Data records for software interfaces

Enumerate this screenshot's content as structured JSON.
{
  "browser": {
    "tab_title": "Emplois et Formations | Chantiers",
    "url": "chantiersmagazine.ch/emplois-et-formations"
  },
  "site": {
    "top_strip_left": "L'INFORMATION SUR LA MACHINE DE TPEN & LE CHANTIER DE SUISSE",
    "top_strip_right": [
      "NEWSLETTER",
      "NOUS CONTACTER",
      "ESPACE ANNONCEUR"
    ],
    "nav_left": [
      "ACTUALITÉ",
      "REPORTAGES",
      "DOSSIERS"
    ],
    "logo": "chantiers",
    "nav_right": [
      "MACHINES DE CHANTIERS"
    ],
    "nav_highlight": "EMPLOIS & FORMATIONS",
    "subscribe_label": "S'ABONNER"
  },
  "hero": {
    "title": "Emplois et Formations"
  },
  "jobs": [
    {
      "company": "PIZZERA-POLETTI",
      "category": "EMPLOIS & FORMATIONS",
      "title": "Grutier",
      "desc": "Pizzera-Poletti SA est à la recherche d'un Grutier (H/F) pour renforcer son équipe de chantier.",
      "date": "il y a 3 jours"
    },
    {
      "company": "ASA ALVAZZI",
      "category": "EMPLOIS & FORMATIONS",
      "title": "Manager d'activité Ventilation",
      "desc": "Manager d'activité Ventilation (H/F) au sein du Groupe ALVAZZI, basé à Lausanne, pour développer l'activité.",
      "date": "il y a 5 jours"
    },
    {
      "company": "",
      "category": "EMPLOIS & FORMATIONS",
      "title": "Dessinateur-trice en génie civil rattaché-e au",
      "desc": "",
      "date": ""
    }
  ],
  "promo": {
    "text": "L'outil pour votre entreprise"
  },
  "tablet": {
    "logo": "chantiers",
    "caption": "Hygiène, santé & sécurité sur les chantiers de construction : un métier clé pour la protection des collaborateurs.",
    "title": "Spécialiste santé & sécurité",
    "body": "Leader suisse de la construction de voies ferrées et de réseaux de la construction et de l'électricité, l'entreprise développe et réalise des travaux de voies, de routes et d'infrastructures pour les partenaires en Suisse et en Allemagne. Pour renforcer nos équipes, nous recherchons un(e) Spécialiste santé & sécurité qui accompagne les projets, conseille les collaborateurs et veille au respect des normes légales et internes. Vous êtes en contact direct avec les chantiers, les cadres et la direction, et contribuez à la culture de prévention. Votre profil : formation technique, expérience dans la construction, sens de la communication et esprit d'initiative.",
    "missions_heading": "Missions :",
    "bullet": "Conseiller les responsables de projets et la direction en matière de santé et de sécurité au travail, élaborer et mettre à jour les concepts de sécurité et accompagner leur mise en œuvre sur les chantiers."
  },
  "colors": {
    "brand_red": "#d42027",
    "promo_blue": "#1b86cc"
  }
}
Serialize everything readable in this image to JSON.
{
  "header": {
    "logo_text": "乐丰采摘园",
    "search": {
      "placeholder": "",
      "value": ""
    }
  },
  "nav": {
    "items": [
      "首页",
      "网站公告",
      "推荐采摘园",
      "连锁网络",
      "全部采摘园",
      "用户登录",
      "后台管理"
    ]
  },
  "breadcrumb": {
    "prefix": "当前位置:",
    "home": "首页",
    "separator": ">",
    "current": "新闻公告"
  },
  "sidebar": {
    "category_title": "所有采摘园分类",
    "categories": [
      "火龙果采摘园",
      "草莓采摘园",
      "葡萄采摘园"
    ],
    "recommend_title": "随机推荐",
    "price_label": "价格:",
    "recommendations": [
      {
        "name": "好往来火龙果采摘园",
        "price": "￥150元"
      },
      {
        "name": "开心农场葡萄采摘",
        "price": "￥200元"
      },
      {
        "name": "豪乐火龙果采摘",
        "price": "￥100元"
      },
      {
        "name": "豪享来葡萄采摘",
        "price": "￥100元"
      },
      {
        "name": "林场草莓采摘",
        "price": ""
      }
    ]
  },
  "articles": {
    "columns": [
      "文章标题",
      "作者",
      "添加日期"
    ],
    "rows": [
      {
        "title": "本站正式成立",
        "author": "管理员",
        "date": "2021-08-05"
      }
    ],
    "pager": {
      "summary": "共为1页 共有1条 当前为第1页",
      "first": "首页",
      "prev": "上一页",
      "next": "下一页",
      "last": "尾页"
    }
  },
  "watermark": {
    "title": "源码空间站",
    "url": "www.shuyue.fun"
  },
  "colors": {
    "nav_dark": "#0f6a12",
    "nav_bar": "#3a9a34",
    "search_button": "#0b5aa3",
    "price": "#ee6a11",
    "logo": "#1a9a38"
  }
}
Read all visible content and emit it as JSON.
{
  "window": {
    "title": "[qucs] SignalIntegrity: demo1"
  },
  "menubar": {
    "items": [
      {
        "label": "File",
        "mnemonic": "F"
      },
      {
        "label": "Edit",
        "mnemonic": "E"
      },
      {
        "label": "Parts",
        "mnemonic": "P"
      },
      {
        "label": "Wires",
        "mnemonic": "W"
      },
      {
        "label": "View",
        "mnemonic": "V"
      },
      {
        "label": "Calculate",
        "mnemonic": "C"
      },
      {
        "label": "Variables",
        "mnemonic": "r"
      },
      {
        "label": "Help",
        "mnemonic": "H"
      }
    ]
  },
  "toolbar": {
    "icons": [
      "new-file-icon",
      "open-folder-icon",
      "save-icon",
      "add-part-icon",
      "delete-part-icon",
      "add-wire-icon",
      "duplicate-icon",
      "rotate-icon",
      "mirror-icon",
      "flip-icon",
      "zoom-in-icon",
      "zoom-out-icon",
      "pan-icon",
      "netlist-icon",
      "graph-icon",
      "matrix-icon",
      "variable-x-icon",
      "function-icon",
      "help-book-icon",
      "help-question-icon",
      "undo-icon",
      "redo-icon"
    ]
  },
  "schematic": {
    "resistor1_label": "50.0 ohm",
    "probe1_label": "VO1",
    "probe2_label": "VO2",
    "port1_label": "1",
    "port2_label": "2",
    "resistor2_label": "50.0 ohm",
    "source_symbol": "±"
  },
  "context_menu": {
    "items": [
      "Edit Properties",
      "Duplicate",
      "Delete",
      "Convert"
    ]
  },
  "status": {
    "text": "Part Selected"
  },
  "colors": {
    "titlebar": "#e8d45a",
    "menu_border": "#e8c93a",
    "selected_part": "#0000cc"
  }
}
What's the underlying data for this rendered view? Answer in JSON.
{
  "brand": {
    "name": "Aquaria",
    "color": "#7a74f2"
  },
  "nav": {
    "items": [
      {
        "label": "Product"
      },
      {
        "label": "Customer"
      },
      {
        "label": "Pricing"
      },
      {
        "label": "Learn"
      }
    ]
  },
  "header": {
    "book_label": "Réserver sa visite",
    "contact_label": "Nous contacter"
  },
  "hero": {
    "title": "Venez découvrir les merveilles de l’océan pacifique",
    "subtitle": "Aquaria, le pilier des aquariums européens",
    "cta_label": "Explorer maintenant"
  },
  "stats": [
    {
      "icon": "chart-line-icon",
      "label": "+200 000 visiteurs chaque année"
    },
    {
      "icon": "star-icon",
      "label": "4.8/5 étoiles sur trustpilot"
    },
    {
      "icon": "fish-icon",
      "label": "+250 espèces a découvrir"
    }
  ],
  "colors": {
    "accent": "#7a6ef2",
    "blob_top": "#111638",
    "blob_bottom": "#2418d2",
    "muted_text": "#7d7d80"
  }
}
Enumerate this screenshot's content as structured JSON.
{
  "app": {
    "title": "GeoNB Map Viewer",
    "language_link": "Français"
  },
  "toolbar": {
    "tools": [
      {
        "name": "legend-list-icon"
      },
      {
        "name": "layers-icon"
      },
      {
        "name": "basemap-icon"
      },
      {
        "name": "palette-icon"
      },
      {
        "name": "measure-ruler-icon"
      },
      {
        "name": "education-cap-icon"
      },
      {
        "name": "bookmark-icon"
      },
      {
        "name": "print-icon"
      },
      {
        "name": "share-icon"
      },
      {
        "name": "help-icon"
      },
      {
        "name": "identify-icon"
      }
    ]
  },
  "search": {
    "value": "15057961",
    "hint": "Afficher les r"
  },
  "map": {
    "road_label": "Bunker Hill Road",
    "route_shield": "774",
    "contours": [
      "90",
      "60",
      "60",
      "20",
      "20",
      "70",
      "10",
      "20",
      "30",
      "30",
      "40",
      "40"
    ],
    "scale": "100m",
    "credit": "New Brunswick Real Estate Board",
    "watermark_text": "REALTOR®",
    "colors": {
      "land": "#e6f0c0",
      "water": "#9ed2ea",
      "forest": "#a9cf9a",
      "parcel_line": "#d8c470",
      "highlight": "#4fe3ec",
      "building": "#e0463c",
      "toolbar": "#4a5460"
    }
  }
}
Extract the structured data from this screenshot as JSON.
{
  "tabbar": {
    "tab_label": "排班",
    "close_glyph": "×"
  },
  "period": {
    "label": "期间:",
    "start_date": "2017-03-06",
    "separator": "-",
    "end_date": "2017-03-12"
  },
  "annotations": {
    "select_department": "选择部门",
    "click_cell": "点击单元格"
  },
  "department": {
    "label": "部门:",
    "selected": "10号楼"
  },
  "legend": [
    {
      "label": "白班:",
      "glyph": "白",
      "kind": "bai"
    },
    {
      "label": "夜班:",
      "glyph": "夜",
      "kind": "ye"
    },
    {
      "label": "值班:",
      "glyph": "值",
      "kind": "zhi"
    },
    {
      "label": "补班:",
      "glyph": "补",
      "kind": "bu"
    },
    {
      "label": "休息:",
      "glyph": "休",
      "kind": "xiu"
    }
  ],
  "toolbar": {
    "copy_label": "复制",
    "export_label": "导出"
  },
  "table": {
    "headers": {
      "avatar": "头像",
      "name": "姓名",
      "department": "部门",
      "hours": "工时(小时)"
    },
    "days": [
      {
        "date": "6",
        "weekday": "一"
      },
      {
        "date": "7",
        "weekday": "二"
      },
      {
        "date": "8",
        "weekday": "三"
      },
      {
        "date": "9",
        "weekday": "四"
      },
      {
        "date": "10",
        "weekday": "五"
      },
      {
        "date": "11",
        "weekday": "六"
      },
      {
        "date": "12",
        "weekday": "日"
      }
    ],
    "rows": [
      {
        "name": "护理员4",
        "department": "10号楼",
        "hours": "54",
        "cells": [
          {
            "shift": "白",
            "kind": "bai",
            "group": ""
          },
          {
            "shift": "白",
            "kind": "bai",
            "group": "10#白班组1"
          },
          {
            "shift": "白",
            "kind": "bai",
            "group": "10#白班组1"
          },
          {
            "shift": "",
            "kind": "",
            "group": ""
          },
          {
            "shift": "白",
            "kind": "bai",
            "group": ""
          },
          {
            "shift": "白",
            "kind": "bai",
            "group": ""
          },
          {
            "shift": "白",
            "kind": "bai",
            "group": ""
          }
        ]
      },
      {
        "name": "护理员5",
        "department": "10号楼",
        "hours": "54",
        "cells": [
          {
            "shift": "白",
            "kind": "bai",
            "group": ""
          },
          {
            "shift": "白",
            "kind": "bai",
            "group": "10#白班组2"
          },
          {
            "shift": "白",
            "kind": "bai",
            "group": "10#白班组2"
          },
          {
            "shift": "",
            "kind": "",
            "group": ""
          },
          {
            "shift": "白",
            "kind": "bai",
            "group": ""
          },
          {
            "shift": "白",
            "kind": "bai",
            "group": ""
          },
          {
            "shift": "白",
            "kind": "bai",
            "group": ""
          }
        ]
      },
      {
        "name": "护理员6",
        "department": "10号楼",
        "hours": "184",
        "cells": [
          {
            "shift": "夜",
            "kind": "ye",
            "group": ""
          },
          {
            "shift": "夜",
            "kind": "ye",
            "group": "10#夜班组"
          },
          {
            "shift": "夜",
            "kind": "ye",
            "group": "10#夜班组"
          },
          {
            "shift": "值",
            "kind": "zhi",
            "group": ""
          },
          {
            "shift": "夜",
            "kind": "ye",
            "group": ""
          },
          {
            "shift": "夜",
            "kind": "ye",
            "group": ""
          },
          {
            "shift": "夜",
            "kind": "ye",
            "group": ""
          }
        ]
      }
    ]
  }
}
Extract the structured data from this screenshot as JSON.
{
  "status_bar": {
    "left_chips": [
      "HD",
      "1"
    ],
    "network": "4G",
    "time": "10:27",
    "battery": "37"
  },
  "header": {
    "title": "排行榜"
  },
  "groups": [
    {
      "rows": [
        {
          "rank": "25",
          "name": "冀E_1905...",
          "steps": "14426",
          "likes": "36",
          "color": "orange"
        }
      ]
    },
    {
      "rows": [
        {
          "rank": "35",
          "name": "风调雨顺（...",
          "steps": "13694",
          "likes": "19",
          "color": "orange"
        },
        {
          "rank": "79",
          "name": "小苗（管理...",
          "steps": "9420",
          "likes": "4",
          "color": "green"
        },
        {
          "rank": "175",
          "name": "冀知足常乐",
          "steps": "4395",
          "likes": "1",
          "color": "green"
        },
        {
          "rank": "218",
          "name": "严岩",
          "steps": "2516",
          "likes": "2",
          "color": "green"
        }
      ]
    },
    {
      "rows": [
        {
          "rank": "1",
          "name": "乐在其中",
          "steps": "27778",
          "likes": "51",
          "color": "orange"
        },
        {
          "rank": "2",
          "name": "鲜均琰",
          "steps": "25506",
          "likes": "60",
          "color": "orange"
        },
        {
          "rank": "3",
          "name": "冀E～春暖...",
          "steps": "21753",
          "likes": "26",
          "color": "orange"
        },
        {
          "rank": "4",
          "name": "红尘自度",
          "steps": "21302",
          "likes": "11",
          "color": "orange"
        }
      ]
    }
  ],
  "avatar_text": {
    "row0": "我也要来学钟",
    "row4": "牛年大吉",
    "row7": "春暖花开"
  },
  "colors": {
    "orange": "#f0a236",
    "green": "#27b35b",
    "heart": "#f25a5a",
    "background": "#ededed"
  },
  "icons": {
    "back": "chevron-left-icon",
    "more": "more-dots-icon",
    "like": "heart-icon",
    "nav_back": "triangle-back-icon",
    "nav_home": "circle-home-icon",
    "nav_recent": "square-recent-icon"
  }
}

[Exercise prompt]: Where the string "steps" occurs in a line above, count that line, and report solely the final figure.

[Exercise answer]: 9